- Creating timing signals. Pulses can be generated at specific intervals using shifting counter states.
- Connect the output of each flip-flop to the clock input of the next to create a synchronous counter. The input clock pulse activates flip-flop 1. The second flip-flop is triggered by its output, and so on. Decode counter output to the desired sequence with external logic gates.
Synchronous counters are essential to digital systems and many digital devices and applications. Digital logic circuit design and debugging require knowledge of their operation.
How Synchronous Counters Work
Synchronous counters are digital circuits that change a count value on a clock signal’s rising or falling edge. They consist of a chain of flip-flops, each representing one count bit.
The input signals determine whether the flip-flops toggle to the next state or stay in the current state on each clock cycle. The counter increments, decrements, or stays the same.
The basics of synchronous counters:
They change state with the clock. Only on the clock’s rising or falling edge does the output change.
- They count binary or decimal. Decimal counters use 7-segment display decoders, while binary counters use flip-flops.
- They can count up, down, or up/down. This depends on flip-flop connections.
- They can be set to any count using preset inputs. This initializes the counter to count.
- They can have 2n, 10n, 5n count sequences. This depends on the number base and flip-flop connections.
Bit widths include 4-bit, 8-bit, and 16-bit. This sets the maximum count before the counter resets to zero.
- They need a clock signal to operate and synchronize state changes. Without a clock, the counter fails.
- They are useful for counting pulses in timing and control applications. Examples: digital clocks, timers, frequency dividers.
Many digital systems and circuits use synchronous counters. Understanding their basic operation can help you grasp more sophisticated concepts that build on them.
Types of Synchronous Counters
Several types of synchronous counters exist:
Binary counters are the simplest, counting in base 2 (0, 1, 10, 11, 100, 101). Flip-flops switch between 0 and 1. Binary counters help count two-stated objects.
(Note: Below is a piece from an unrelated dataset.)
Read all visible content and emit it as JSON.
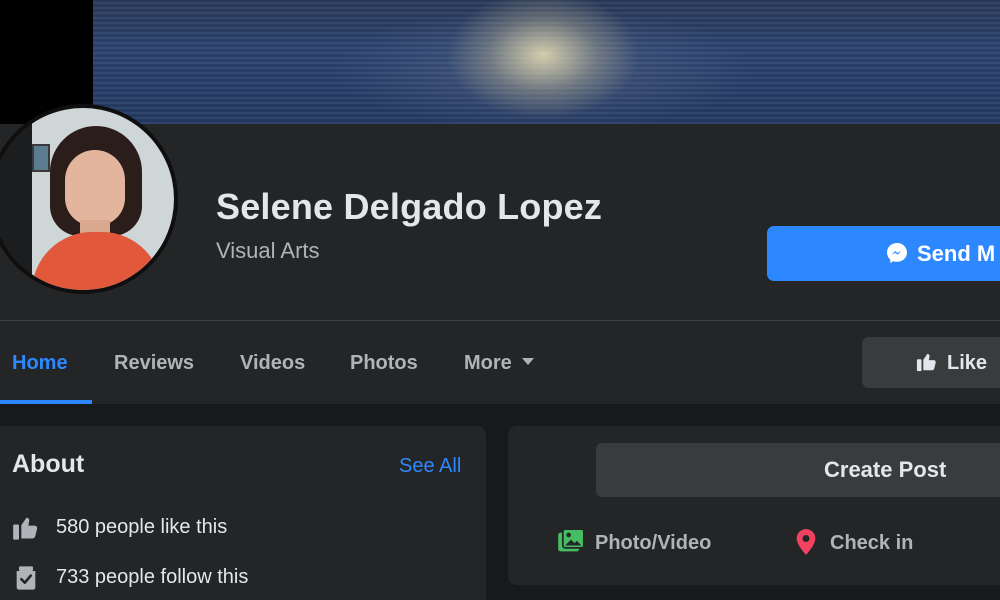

Counters for decades are multiples of 10. They use flip-flops to count from 0 to 9 and reset to 0. Decade counters are used for counting inches or cents in groups of 10.
Up/down counters count up or down based on input. They direct the count utilizing flip-flops and logic gates. An elevator floor selector uses up/down counters to count in both directions.
Programmable counters start at a certain count. Flip-flops and parallel data input set the initial count. Programmable counters are handy for starting from a number other than 0.
Which synchronous counter you use depends on your application and demands. Synchronous counters make tracking fixed or repeating digital occurrences easy. A little logic gate and flip-flop expertise will get you constructing custom synchronous counters quickly!
Applications of Synchronous Counters
Synchronous counters are useful in digital logic circuits and systems. They can be used for many counting tasks.
Synchronous counters divide clock impulses to generate lower-frequency signals. A mod-6 counter may split a signal’s frequency by 6 to generate six lower-frequency output signals. Useful for clock generating and timing circuits.
Events and pulses are counted via synchronous counters. Some use them to count persons entering a room or parts on a manufacturing line. Each occurrence increases the counter by 1. Total count is the number of events.
Synchronous counters keep digital clocks timed. Mod-60, mod-12, and mod-7 counters tally minutes, hours, and days of the week. These counters constitute a digital clock circuit when synchronized to a clock signal.
State machines use synchronous counters to change states when they reach a certain value. After entering the item code, a vending machine may utilize a counter to switch from “select item” to “dispense item”. Each item chosen increases the counter until the target count is reached, then the state machine continues on.
As shown, synchronous counters are important for counting, timing, and regulating digital systems and circuits. Their reliable clock-synchronized increment makes them versatile components for many applications.